Aplastic Anemia can also be considered one of the silent killers, like high cholesterol, because it fails to produce highly-noticable symptoms until it has progressed to one of its more severe stages.

initial presentation of the disease

Aplastic Anemia typically presents itself with declining red blood cell counts, but that is not always the first indication.

Low b-12, red blood cells, platelets

Victoria had declining B-12 levels, then declining platelet count levels before her red blood cells ever displayed a significant decline. In the early stages of the red blood cells being affect, her red blood cells were enlarged and malformed, which could have been caused by the low B-12 level. A low B-12 level can produce malformed red blood cells, which can then be depicted on a complete blood count report (called a CBC lab) as an incorrect mean corpuscular volume (MCV) level. As well, she was pregnant at the time that the low B-12 level was discovered. Pregnancy can cause low B-12 levels.

Despite the fact that she received weekly B-12 shots, her B-12 levels didn't hold. When her general practioner saw that her blood cells were malformed, and began blasting, he referred her a hemotologist.

Typically, when there is a blood disorder effected by the bone marrow, and red blood cells are malformed, burst of immature red blood cells are produced by the marrow and injected into the blood stream in response to the body's alert to a need for more red blood cells. To complicate matters more, blasts of cells such as these can indicate a form of cancer in which the blasts are the symptom.

hellp syndrome

As well, with her being pregnant, these symptoms could have indicated HELLP Syndrome, and in fact were mistaken for HELLP by one of her doctors. HELLP Syndrome produces like symptoms with declining blood levels, but corrects itself shortly after the baby is born.

At one point, her blood specialist believed that her symptoms were produced by the pregnancy, and that they would correct after the baby was born. The declining blood cell counts held for a short period of time after the baby's birth (likely due to a termendous number of transfusions during childbirth), but again began to decline.

A segment of the medical community believes that HELLP can form into Aplastic Anemia. In Victoria's case, her Aplastic Anemia specialists do not support the theory that her pregnancy caused the Aplastic Anemia.

declining blood cell counts

Aplastic Anemia presents with declining blood cell counts. Typically, red blood cell counts decline first, but that is not always the case as noted above.

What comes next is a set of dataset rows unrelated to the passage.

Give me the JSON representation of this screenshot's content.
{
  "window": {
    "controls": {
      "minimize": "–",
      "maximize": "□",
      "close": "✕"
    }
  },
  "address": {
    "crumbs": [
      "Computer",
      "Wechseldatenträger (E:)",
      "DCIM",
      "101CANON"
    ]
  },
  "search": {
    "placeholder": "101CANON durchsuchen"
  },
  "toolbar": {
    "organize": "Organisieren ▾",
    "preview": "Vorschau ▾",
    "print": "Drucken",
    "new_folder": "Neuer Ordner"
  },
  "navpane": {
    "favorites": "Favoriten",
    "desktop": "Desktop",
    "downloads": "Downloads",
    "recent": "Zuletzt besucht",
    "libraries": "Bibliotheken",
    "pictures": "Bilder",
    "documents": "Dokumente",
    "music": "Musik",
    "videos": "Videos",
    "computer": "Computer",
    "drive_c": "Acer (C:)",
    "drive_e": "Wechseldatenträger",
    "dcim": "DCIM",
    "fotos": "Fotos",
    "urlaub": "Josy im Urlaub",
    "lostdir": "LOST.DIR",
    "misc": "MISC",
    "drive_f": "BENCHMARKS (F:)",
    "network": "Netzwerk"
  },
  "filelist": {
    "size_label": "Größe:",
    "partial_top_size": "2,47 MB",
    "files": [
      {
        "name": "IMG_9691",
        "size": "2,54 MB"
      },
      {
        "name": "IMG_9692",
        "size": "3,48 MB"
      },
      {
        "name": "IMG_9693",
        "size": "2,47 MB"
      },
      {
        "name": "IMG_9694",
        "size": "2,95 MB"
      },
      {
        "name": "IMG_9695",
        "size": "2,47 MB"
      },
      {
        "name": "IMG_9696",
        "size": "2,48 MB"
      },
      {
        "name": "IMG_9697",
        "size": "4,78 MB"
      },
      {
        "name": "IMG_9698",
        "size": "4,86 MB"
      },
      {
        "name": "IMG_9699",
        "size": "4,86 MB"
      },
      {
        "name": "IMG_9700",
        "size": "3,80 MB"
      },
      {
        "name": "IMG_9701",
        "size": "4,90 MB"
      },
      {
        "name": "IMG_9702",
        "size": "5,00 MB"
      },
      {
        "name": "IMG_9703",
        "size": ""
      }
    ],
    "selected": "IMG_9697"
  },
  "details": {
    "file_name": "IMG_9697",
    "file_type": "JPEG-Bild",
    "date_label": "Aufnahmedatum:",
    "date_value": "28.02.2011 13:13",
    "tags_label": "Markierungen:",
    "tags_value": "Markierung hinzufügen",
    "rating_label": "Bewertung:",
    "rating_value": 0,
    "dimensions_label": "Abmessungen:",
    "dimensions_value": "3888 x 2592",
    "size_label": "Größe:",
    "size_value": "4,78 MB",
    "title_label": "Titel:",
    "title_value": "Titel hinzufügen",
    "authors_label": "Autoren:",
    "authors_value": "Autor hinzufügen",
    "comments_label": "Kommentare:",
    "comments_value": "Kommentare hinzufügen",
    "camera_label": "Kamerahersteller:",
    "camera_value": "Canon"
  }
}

Because declining red blood cell counts rarely cause other effects initially, except for fatigue, headaches and perhaps sore joints, they can be mistaken for other causes, or even as flue-like symptoms. As the blood cell counts continue to decline, brusing may occur more easily. When the white cell counts decline dramatically, infections may start. All of these symptoms can be passed-off for other issues, including a cold or influenza.


When the platelet levels decline to nearly critical levels, dermatologic symptoms appear iwth purple dots or spots on the skin called Purpura. These spots are actually blood cells that have burst. Bruising may occur with no cause or minimal pressure on the skin.

Throughout its progression, Aplastic Anemia patients report excessive daily fatigue of a greater magnitude than can be imagined.

clinically defining aplastic anemia

Aplastic Anemia is classified by its severity: mild, severe, very severe. Severe Aplastic Anemia is defined as follows:

Bone marrow cellularity < 25%, or marrow cellularity < 50% but with < 30% residual hematopoietic cells.

Two out of three of the following (in peripheral blood): neutrophils < 0.5 x 10^9/L; platelets < 20 x 10^9/L; reticulocytes < 20 x 10^9/L. SAA diagnostic criteria may be applied to assessment at initial diagnosis or to the follow-up assessments.

aplastic anemia Information:

For more information about Aplastic Anemia, please consider these sites:

Aplastic Anemia Association

One Life Matters BLOG


Bone Marrow Donation

Bone Marrow Testing